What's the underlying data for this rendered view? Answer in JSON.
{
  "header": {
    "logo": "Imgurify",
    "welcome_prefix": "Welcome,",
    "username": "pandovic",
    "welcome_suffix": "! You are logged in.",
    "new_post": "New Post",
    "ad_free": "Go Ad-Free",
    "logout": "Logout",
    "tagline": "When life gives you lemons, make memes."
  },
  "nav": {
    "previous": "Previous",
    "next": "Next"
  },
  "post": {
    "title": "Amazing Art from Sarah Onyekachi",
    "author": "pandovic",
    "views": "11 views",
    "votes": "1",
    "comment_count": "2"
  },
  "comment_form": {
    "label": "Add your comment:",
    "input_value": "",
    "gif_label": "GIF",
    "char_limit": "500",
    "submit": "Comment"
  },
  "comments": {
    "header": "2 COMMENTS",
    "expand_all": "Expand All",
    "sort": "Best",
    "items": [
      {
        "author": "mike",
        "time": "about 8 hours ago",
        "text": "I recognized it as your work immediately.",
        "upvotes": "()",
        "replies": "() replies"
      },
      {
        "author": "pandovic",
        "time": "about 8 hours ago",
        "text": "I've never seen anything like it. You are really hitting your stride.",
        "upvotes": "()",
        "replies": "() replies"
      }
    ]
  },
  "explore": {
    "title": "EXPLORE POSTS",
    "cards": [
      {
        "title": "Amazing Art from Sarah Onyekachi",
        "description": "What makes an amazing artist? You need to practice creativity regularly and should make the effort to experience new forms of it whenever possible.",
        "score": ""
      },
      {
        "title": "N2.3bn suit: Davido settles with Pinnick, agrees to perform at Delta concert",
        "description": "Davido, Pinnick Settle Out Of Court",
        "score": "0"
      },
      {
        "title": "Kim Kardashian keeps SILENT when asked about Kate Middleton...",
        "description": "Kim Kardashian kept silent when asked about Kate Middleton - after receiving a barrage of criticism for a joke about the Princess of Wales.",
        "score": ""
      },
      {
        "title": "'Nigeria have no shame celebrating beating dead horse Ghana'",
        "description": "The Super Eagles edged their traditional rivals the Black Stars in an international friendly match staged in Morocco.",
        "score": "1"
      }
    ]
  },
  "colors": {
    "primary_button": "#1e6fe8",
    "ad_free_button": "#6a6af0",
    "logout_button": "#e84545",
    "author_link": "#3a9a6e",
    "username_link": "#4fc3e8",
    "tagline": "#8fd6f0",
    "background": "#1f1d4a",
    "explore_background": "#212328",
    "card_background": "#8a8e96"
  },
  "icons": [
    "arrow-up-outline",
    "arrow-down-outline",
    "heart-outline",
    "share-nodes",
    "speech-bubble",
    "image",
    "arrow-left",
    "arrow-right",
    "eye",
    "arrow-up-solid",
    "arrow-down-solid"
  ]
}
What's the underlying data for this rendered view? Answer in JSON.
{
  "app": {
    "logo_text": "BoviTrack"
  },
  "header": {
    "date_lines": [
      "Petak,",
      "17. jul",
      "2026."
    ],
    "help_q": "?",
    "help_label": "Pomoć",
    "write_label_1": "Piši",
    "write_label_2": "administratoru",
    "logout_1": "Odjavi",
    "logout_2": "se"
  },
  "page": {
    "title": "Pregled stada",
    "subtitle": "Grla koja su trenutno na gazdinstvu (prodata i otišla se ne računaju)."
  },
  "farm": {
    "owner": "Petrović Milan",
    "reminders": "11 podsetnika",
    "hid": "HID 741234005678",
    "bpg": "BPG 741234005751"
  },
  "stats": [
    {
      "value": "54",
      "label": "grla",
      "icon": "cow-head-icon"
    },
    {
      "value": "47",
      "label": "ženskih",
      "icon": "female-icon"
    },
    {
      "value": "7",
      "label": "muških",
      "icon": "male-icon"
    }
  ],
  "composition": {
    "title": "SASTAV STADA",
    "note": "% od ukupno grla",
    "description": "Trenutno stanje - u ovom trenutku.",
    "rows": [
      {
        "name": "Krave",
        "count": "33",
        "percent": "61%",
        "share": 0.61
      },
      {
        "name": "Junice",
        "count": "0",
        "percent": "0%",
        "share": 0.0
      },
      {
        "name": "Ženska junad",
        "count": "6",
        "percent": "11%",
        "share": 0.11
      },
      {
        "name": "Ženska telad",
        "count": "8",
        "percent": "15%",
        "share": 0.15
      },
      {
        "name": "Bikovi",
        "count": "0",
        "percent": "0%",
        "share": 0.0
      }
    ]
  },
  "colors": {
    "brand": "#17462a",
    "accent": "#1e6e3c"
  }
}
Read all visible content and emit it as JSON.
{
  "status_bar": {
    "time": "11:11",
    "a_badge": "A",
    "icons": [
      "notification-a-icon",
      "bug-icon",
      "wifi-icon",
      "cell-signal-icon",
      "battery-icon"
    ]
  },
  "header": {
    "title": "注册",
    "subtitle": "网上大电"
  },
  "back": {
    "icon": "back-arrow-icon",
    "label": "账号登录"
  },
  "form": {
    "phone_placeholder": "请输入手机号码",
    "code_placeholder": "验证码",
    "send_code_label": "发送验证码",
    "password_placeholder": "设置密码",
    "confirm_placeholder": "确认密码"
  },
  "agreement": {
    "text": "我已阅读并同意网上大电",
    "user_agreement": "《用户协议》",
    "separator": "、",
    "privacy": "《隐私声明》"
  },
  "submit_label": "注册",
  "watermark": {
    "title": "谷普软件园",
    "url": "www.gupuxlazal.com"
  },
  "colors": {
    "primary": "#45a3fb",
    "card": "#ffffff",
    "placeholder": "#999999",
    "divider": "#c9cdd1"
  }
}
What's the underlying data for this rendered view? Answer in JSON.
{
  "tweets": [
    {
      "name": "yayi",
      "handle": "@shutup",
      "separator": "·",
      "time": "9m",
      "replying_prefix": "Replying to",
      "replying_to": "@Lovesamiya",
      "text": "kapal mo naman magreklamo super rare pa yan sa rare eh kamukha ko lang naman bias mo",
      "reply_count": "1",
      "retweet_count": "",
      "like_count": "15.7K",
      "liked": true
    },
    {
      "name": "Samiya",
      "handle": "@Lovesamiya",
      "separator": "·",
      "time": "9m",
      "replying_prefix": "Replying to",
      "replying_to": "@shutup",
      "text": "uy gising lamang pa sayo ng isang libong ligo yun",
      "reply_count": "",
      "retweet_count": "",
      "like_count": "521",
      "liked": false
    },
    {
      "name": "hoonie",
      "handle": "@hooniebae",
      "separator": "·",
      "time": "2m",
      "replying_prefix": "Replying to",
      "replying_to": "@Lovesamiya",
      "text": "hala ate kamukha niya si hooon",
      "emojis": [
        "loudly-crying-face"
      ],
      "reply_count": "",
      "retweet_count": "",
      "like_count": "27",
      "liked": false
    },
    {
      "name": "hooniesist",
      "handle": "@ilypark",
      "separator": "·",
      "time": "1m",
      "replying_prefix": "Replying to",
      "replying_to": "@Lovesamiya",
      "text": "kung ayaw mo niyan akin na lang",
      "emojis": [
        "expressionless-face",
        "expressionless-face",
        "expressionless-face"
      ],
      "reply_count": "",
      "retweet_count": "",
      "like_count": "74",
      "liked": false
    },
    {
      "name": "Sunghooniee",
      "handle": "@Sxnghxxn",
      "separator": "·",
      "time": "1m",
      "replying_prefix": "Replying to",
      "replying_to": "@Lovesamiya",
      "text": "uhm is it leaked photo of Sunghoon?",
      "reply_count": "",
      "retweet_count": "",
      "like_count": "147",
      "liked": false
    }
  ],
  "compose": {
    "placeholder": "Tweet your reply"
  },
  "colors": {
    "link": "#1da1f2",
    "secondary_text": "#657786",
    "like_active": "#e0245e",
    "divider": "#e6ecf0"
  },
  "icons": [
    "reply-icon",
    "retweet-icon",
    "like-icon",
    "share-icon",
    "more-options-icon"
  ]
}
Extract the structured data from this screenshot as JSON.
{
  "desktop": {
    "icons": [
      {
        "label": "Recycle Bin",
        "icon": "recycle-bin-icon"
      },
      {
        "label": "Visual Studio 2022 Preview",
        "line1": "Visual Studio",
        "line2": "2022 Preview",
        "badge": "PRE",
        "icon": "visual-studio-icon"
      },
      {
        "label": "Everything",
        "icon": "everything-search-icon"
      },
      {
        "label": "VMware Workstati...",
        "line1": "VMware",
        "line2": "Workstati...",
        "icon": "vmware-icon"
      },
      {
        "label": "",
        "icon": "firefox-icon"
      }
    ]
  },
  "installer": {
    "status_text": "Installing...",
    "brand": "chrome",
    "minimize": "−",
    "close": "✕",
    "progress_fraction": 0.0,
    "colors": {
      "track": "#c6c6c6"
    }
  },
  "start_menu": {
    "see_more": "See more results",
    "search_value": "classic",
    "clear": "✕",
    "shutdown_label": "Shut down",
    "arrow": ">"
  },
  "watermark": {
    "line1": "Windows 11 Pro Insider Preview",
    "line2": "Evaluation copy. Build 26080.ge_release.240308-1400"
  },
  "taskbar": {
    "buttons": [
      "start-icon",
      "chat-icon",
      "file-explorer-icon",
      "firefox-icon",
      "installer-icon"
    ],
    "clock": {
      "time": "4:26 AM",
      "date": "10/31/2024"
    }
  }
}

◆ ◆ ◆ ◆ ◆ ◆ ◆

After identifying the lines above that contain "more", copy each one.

    "more-options-icon"
    "see_more": "See more results",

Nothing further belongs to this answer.